> [YOUR OBJECTIVE]
Every record that follows is to be copied exactly, with the pictures omitted.
+ + + + +
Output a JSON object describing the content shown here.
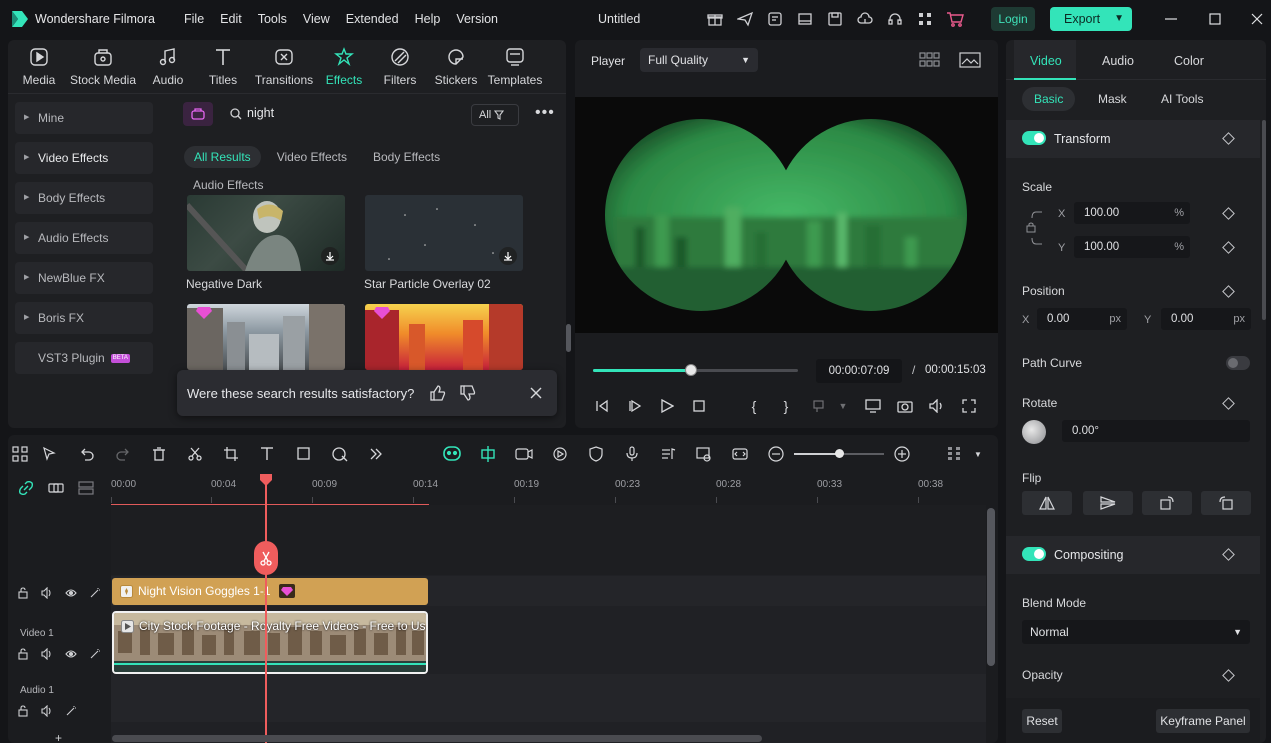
{
  "app": {
    "name": "Wondershare Filmora",
    "document_title": "Untitled",
    "menu": [
      "File",
      "Edit",
      "Tools",
      "View",
      "Extended",
      "Help",
      "Version"
    ],
    "login_label": "Login",
    "export_label": "Export",
    "accent": "#33e4b9"
  },
  "media": {
    "tabs": [
      {
        "label": "Media",
        "icon": "media-icon"
      },
      {
        "label": "Stock Media",
        "icon": "stock-media-icon"
      },
      {
        "label": "Audio",
        "icon": "music-note-icon"
      },
      {
        "label": "Titles",
        "icon": "title-t-icon"
      },
      {
        "label": "Transitions",
        "icon": "transitions-icon"
      },
      {
        "label": "Effects",
        "icon": "effects-icon",
        "active": true
      },
      {
        "label": "Filters",
        "icon": "filters-icon"
      },
      {
        "label": "Stickers",
        "icon": "stickers-icon"
      },
      {
        "label": "Templates",
        "icon": "templates-icon"
      }
    ],
    "categories": [
      "Mine",
      "Video Effects",
      "Body Effects",
      "Audio Effects",
      "NewBlue FX",
      "Boris FX",
      "VST3 Plugin"
    ],
    "beta_label": "BETA",
    "search_value": "night",
    "filter_label": "All",
    "result_tabs": [
      "All Results",
      "Video Effects",
      "Body Effects"
    ],
    "section_label": "Audio Effects",
    "results": [
      {
        "label": "Negative Dark"
      },
      {
        "label": "Star Particle Overlay 02"
      },
      {
        "label": ""
      },
      {
        "label": ""
      }
    ],
    "satisfaction_prompt": "Were these search results satisfactory?"
  },
  "player": {
    "label": "Player",
    "quality": "Full Quality",
    "current_time": "00:00:07:09",
    "separator": "/",
    "total_time": "00:00:15:03",
    "progress": 0.48
  },
  "timeline": {
    "ruler": [
      "00:00",
      "00:04",
      "00:09",
      "00:14",
      "00:19",
      "00:23",
      "00:28",
      "00:33",
      "00:38"
    ],
    "tracks": {
      "video1_label": "Video 1",
      "audio1_label": "Audio 1"
    },
    "clips": {
      "effect": "Night Vision Goggles 1-1",
      "video": "City Stock Footage - Royalty Free Videos - Free to Us..."
    },
    "zoom_level": 0.5
  },
  "properties": {
    "tabs": [
      "Video",
      "Audio",
      "Color"
    ],
    "subtabs": [
      "Basic",
      "Mask",
      "AI Tools"
    ],
    "transform": {
      "title": "Transform",
      "scale_label": "Scale",
      "x_label": "X",
      "y_label": "Y",
      "scale_x": "100.00",
      "scale_y": "100.00",
      "percent": "%",
      "position_label": "Position",
      "pos_x": "0.00",
      "pos_y": "0.00",
      "px": "px",
      "path_curve_label": "Path Curve",
      "rotate_label": "Rotate",
      "rotate_value": "0.00°",
      "flip_label": "Flip"
    },
    "compositing": {
      "title": "Compositing",
      "blend_mode_label": "Blend Mode",
      "blend_mode": "Normal",
      "opacity_label": "Opacity"
    },
    "reset_label": "Reset",
    "keyframe_label": "Keyframe Panel"
  }
}
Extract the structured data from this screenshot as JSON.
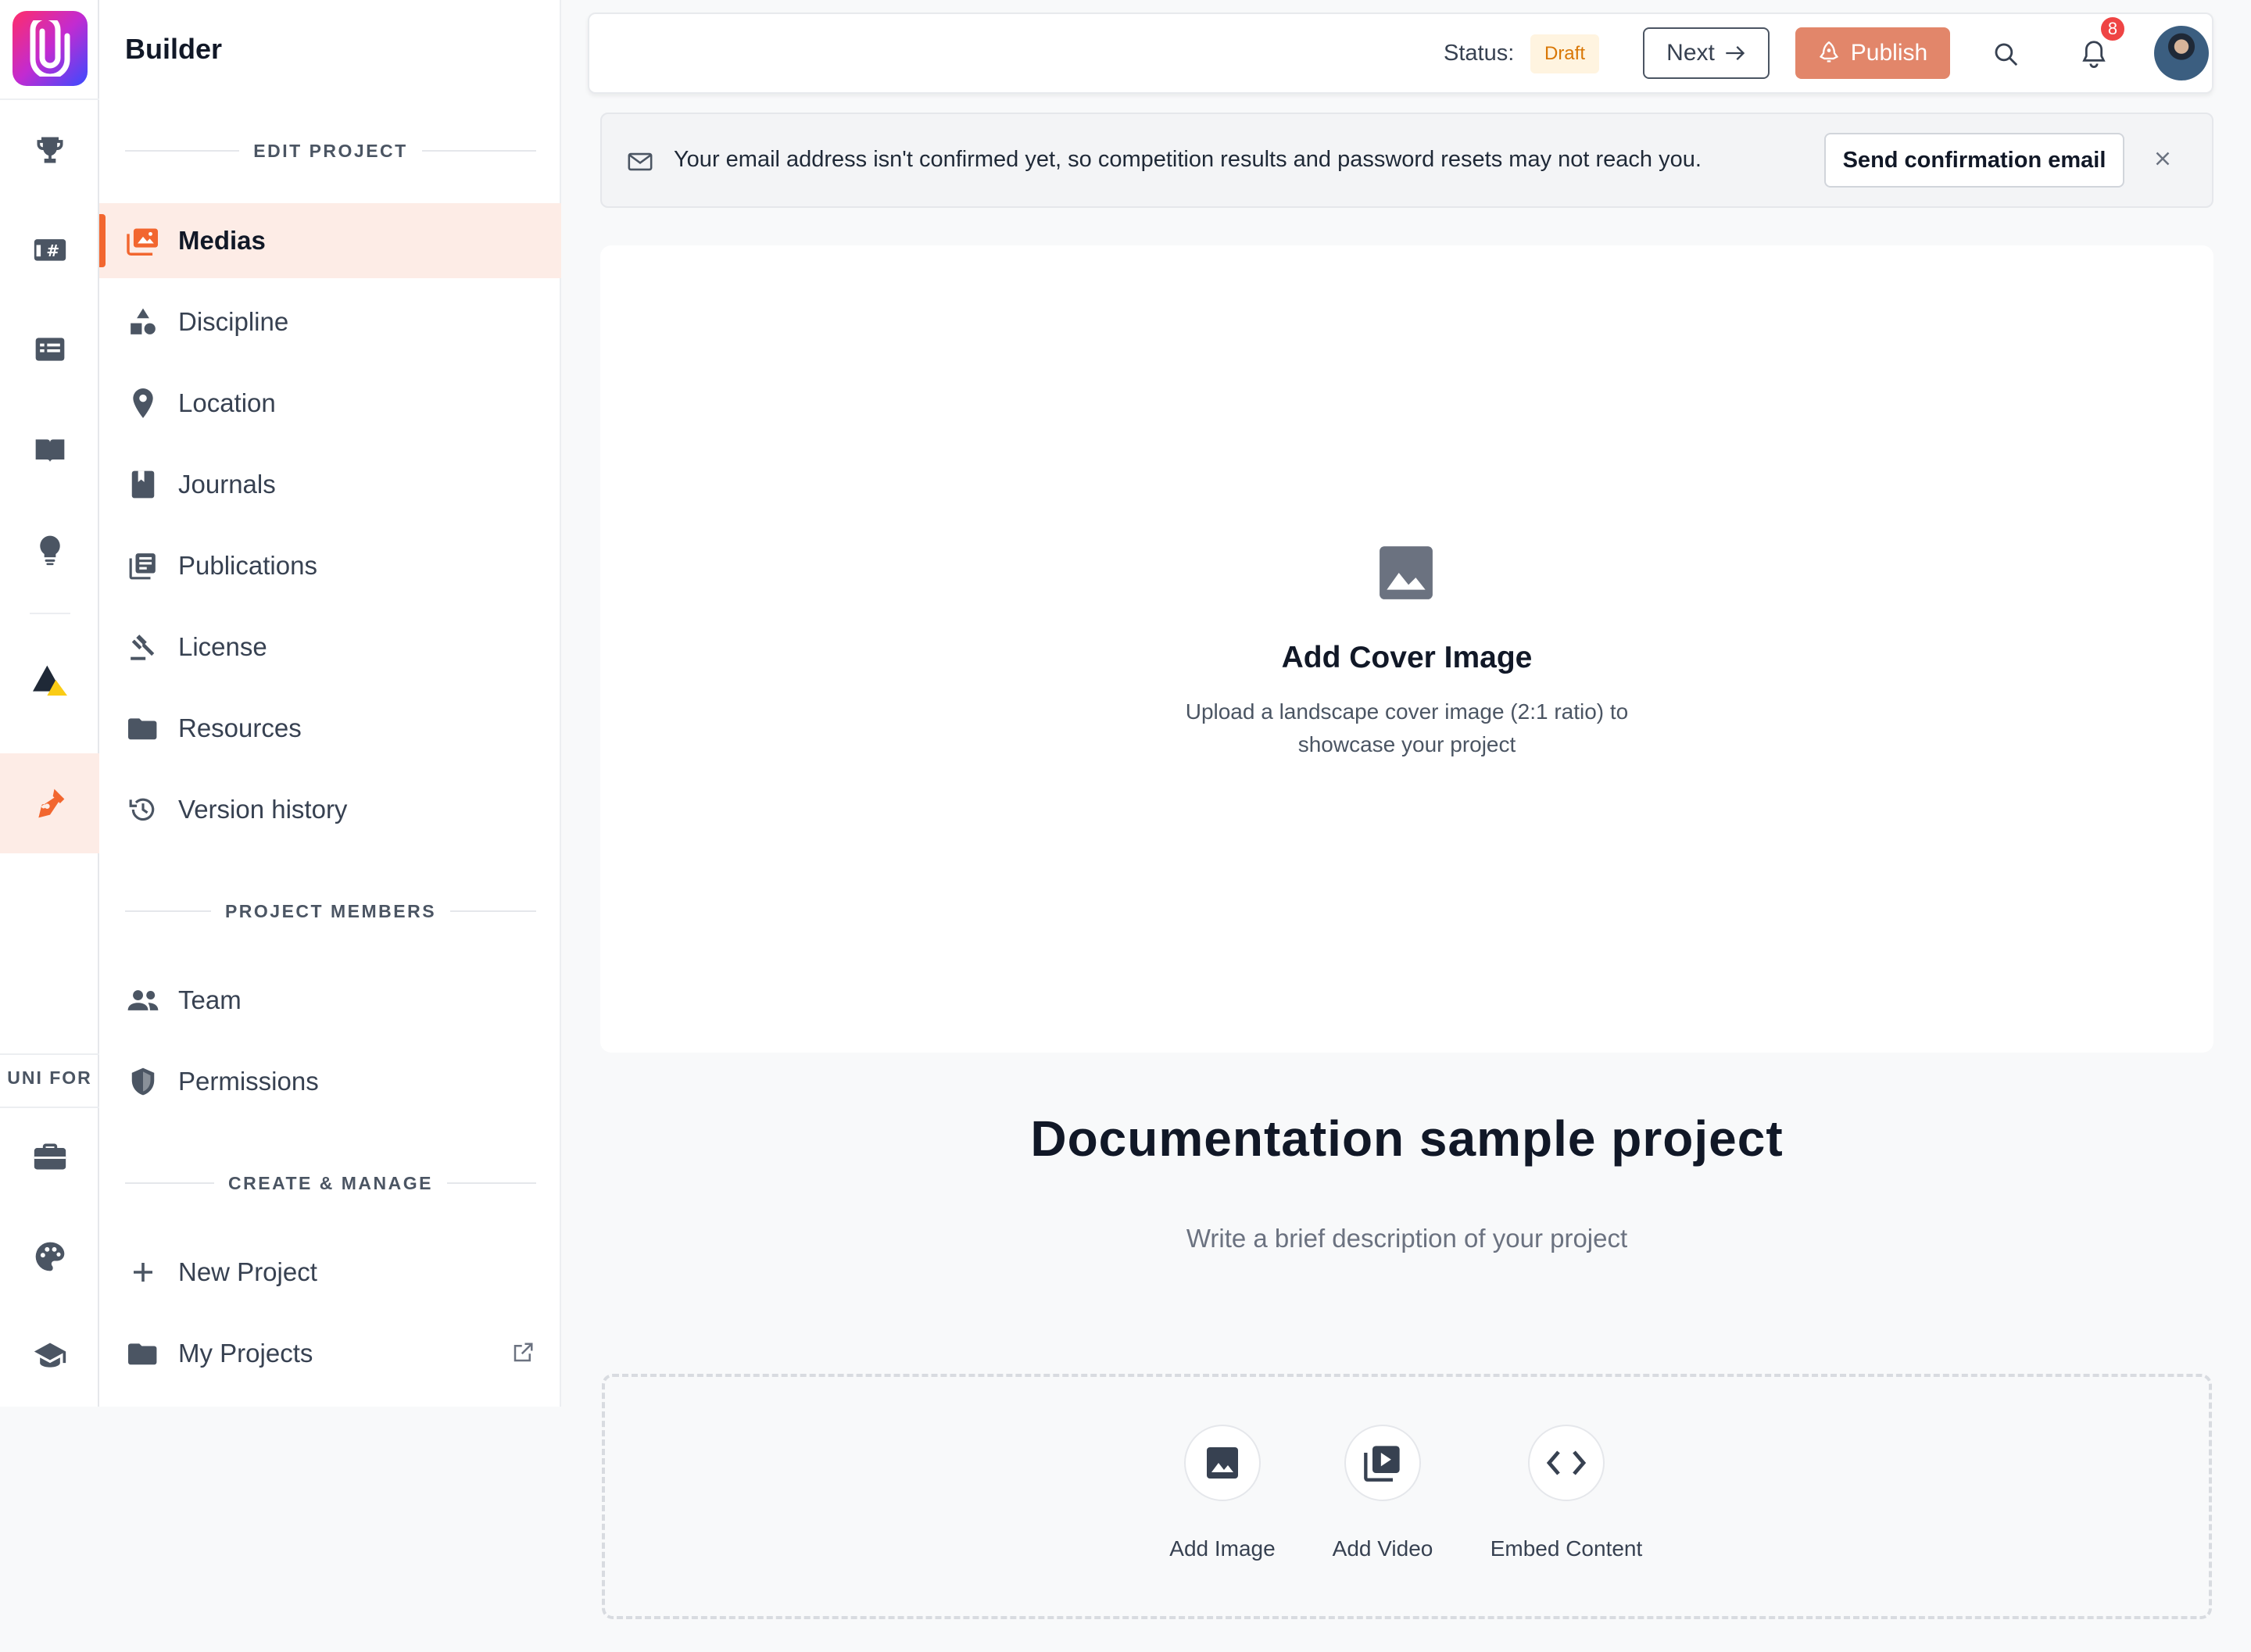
{
  "rail": {
    "icons": [
      "trophy-icon",
      "hashtag-card-icon",
      "news-icon",
      "book-open-icon",
      "lightbulb-icon",
      "brand-triangle-icon",
      "pen-nib-icon",
      "briefcase-icon",
      "palette-icon",
      "graduation-cap-icon"
    ],
    "section_label": "UNI FOR"
  },
  "sidebar": {
    "title": "Builder",
    "sections": {
      "edit_project": "EDIT PROJECT",
      "project_members": "PROJECT MEMBERS",
      "create_manage": "CREATE & MANAGE"
    },
    "items": [
      {
        "label": "Medias",
        "icon": "images-icon",
        "active": true
      },
      {
        "label": "Discipline",
        "icon": "shapes-icon"
      },
      {
        "label": "Location",
        "icon": "map-pin-icon"
      },
      {
        "label": "Journals",
        "icon": "journal-icon"
      },
      {
        "label": "Publications",
        "icon": "publications-icon"
      },
      {
        "label": "License",
        "icon": "gavel-icon"
      },
      {
        "label": "Resources",
        "icon": "folder-icon"
      },
      {
        "label": "Version history",
        "icon": "history-icon"
      }
    ],
    "members": [
      {
        "label": "Team",
        "icon": "team-icon"
      },
      {
        "label": "Permissions",
        "icon": "shield-icon"
      }
    ],
    "manage": [
      {
        "label": "New Project",
        "icon": "plus-icon"
      },
      {
        "label": "My Projects",
        "icon": "folder-icon"
      }
    ]
  },
  "topbar": {
    "status_label": "Status:",
    "status_value": "Draft",
    "next_label": "Next",
    "publish_label": "Publish",
    "notification_count": "8",
    "colors": {
      "publish": "#e2866a",
      "badge": "#ef4444",
      "draft_text": "#d97706"
    }
  },
  "banner": {
    "message": "Your email address isn't confirmed yet, so competition results and password resets may not reach you.",
    "button": "Send confirmation email"
  },
  "cover": {
    "title": "Add Cover Image",
    "subtitle_line1": "Upload a landscape cover image (2:1 ratio) to",
    "subtitle_line2": "showcase your project"
  },
  "project": {
    "title": "Documentation sample project",
    "description_placeholder": "Write a brief description of your project"
  },
  "add_media": {
    "image": "Add Image",
    "video": "Add Video",
    "embed": "Embed Content"
  },
  "accent_color": "#f2662f"
}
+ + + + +
> [OUTPUT OF THE EXERCISE]
Output a JSON object describing the content shown here.
{
  "app": {
    "name": "Wondershare Filmora",
    "document_title": "Untitled",
    "menu": [
      "File",
      "Edit",
      "Tools",
      "View",
      "Extended",
      "Help",
      "Version"
    ],
    "login_label": "Login",
    "export_label": "Export",
    "accent": "#33e4b9"
  },
  "media": {
    "tabs": [
      {
        "label": "Media",
        "icon": "media-icon"
      },
      {
        "label": "Stock Media",
        "icon": "stock-media-icon"
      },
      {
        "label": "Audio",
        "icon": "music-note-icon"
      },
      {
        "label": "Titles",
        "icon": "title-t-icon"
      },
      {
        "label": "Transitions",
        "icon": "transitions-icon"
      },
      {
        "label": "Effects",
        "icon": "effects-icon",
        "active": true
      },
      {
        "label": "Filters",
        "icon": "filters-icon"
      },
      {
        "label": "Stickers",
        "icon": "stickers-icon"
      },
      {
        "label": "Templates",
        "icon": "templates-icon"
      }
    ],
    "categories": [
      "Mine",
      "Video Effects",
      "Body Effects",
      "Audio Effects",
      "NewBlue FX",
      "Boris FX",
      "VST3 Plugin"
    ],
    "beta_label": "BETA",
    "search_value": "night",
    "filter_label": "All",
    "result_tabs": [
      "All Results",
      "Video Effects",
      "Body Effects"
    ],
    "section_label": "Audio Effects",
    "results": [
      {
        "label": "Negative Dark"
      },
      {
        "label": "Star Particle Overlay 02"
      },
      {
        "label": ""
      },
      {
        "label": ""
      }
    ],
    "satisfaction_prompt": "Were these search results satisfactory?"
  },
  "player": {
    "label": "Player",
    "quality": "Full Quality",
    "current_time": "00:00:07:09",
    "separator": "/",
    "total_time": "00:00:15:03",
    "progress": 0.48
  },
  "timeline": {
    "ruler": [
      "00:00",
      "00:04",
      "00:09",
      "00:14",
      "00:19",
      "00:23",
      "00:28",
      "00:33",
      "00:38"
    ],
    "tracks": {
      "video1_label": "Video 1",
      "audio1_label": "Audio 1"
    },
    "clips": {
      "effect": "Night Vision Goggles 1-1",
      "video": "City Stock Footage - Royalty Free Videos - Free to Us..."
    },
    "zoom_level": 0.5
  },
  "properties": {
    "tabs": [
      "Video",
      "Audio",
      "Color"
    ],
    "subtabs": [
      "Basic",
      "Mask",
      "AI Tools"
    ],
    "transform": {
      "title": "Transform",
      "scale_label": "Scale",
      "x_label": "X",
      "y_label": "Y",
      "scale_x": "100.00",
      "scale_y": "100.00",
      "percent": "%",
      "position_label": "Position",
      "pos_x": "0.00",
      "pos_y": "0.00",
      "px": "px",
      "path_curve_label": "Path Curve",
      "rotate_label": "Rotate",
      "rotate_value": "0.00°",
      "flip_label": "Flip"
    },
    "compositing": {
      "title": "Compositing",
      "blend_mode_label": "Blend Mode",
      "blend_mode": "Normal",
      "opacity_label": "Opacity"
    },
    "reset_label": "Reset",
    "keyframe_label": "Keyframe Panel"
  }
}
Extract the structured data from this screenshot as JSON.
{
  "rail": {
    "icons": [
      "trophy-icon",
      "hashtag-card-icon",
      "news-icon",
      "book-open-icon",
      "lightbulb-icon",
      "brand-triangle-icon",
      "pen-nib-icon",
      "briefcase-icon",
      "palette-icon",
      "graduation-cap-icon"
    ],
    "section_label": "UNI FOR"
  },
  "sidebar": {
    "title": "Builder",
    "sections": {
      "edit_project": "EDIT PROJECT",
      "project_members": "PROJECT MEMBERS",
      "create_manage": "CREATE & MANAGE"
    },
    "items": [
      {
        "label": "Medias",
        "icon": "images-icon",
        "active": true
      },
      {
        "label": "Discipline",
        "icon": "shapes-icon"
      },
      {
        "label": "Location",
        "icon": "map-pin-icon"
      },
      {
        "label": "Journals",
        "icon": "journal-icon"
      },
      {
        "label": "Publications",
        "icon": "publications-icon"
      },
      {
        "label": "License",
        "icon": "gavel-icon"
      },
      {
        "label": "Resources",
        "icon": "folder-icon"
      },
      {
        "label": "Version history",
        "icon": "history-icon"
      }
    ],
    "members": [
      {
        "label": "Team",
        "icon": "team-icon"
      },
      {
        "label": "Permissions",
        "icon": "shield-icon"
      }
    ],
    "manage": [
      {
        "label": "New Project",
        "icon": "plus-icon"
      },
      {
        "label": "My Projects",
        "icon": "folder-icon"
      }
    ]
  },
  "topbar": {
    "status_label": "Status:",
    "status_value": "Draft",
    "next_label": "Next",
    "publish_label": "Publish",
    "notification_count": "8",
    "colors": {
      "publish": "#e2866a",
      "badge": "#ef4444",
      "draft_text": "#d97706"
    }
  },
  "banner": {
    "message": "Your email address isn't confirmed yet, so competition results and password resets may not reach you.",
    "button": "Send confirmation email"
  },
  "cover": {
    "title": "Add Cover Image",
    "subtitle_line1": "Upload a landscape cover image (2:1 ratio) to",
    "subtitle_line2": "showcase your project"
  },
  "project": {
    "title": "Documentation sample project",
    "description_placeholder": "Write a brief description of your project"
  },
  "add_media": {
    "image": "Add Image",
    "video": "Add Video",
    "embed": "Embed Content"
  },
  "accent_color": "#f2662f"
}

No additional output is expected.